## SUPPLIED DATA
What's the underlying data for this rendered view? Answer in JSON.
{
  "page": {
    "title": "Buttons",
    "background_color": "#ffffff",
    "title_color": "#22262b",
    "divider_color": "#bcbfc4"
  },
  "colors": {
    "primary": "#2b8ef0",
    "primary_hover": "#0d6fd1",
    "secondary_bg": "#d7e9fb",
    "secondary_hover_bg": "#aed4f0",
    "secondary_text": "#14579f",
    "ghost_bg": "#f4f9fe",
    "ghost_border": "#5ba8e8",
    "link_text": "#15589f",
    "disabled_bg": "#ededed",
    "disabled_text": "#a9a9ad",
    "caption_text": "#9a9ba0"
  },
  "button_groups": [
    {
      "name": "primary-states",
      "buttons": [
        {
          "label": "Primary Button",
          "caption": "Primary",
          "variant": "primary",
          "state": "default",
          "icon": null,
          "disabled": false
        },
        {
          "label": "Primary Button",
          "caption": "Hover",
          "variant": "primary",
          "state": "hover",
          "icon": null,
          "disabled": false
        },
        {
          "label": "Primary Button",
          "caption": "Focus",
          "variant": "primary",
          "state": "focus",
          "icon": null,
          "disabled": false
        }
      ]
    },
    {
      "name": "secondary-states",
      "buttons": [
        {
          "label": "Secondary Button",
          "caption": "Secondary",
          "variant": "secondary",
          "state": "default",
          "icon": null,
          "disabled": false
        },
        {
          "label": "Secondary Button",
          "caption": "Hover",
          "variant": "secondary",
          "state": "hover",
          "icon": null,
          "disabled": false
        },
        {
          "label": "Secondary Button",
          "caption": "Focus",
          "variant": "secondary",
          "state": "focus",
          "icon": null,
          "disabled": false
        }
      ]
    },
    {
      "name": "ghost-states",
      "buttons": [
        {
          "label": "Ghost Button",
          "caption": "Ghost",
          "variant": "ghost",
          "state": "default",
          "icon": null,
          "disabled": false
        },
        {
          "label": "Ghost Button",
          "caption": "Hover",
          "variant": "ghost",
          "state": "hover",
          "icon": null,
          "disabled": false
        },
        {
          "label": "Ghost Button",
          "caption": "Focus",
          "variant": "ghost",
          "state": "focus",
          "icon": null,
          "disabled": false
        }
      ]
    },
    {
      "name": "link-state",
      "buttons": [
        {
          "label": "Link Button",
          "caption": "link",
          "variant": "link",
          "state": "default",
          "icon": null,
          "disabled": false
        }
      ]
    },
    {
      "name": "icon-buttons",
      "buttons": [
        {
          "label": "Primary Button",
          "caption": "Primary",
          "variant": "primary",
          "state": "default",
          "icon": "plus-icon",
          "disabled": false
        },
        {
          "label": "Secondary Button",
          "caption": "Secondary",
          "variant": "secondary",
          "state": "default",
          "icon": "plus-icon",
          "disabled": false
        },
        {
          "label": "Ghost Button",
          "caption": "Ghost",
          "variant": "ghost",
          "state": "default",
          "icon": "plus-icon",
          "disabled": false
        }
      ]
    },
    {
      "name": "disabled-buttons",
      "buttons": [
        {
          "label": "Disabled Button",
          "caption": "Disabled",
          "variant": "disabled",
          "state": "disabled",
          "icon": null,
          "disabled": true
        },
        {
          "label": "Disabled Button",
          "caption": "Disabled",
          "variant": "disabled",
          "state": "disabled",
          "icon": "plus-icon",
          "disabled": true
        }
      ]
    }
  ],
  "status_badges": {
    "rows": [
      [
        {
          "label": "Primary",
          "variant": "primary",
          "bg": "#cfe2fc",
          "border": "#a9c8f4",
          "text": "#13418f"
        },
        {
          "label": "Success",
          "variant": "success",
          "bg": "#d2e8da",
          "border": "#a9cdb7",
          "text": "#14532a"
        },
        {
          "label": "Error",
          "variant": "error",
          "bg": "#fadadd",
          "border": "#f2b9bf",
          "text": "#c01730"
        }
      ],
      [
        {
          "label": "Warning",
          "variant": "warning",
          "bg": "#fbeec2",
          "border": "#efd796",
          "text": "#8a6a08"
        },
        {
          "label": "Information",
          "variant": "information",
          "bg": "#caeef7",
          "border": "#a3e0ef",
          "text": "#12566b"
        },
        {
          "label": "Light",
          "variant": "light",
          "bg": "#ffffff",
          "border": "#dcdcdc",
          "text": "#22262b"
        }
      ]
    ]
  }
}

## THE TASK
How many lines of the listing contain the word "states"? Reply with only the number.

## SOLUTION TO THIS EXERCISE
3